[App and web page records]
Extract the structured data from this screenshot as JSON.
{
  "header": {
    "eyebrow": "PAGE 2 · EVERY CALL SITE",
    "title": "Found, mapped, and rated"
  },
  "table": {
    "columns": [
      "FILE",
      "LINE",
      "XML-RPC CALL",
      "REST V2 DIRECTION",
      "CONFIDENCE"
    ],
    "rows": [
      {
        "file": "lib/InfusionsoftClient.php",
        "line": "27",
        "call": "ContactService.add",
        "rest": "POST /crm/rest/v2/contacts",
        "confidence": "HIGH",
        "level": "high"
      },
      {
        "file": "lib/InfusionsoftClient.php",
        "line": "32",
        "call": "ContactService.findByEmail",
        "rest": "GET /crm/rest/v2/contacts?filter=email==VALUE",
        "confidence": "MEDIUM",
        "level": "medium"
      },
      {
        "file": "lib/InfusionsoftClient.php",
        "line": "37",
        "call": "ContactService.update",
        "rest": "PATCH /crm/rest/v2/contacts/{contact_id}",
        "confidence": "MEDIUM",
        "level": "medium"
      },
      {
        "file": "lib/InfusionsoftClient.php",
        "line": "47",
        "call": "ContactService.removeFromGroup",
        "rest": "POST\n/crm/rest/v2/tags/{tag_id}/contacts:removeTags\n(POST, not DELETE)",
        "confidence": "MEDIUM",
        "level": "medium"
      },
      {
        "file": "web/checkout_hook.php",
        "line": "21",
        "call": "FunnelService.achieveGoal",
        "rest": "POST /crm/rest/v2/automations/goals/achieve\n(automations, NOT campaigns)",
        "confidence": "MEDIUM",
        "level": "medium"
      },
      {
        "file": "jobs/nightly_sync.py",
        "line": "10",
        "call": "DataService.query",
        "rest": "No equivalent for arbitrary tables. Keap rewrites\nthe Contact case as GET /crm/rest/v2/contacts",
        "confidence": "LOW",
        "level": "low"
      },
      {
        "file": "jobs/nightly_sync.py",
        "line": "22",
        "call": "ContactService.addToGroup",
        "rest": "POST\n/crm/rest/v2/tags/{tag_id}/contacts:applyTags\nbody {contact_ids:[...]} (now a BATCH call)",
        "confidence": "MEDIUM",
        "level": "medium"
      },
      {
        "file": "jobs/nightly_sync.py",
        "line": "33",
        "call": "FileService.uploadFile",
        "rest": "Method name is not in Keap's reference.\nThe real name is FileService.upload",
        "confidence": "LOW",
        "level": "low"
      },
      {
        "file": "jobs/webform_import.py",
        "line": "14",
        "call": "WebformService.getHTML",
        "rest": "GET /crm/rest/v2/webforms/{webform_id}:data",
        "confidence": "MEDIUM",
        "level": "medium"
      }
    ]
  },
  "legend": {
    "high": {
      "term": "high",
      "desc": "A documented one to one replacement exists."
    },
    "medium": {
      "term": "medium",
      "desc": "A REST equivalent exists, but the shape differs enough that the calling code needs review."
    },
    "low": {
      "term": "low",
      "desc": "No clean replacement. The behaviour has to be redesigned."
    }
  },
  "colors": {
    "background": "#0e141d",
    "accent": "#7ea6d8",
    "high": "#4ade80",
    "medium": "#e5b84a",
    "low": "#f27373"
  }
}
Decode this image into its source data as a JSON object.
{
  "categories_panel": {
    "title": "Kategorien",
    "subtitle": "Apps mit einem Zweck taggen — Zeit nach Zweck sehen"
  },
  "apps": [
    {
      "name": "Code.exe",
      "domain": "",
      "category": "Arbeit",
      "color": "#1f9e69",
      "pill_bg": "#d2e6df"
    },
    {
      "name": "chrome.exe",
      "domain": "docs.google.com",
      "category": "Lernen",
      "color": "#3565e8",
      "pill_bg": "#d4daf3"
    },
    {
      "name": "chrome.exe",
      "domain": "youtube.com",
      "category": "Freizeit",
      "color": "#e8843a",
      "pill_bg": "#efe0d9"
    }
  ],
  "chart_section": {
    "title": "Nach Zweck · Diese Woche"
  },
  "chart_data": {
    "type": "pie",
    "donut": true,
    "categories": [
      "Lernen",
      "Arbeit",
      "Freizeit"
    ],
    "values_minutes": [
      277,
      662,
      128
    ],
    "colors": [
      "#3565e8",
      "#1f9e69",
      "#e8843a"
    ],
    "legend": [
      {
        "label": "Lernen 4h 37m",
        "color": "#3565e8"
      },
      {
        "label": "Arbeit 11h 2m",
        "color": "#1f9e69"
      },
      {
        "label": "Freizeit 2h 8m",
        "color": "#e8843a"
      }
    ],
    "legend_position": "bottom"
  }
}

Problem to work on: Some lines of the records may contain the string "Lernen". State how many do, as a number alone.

Answer space: 3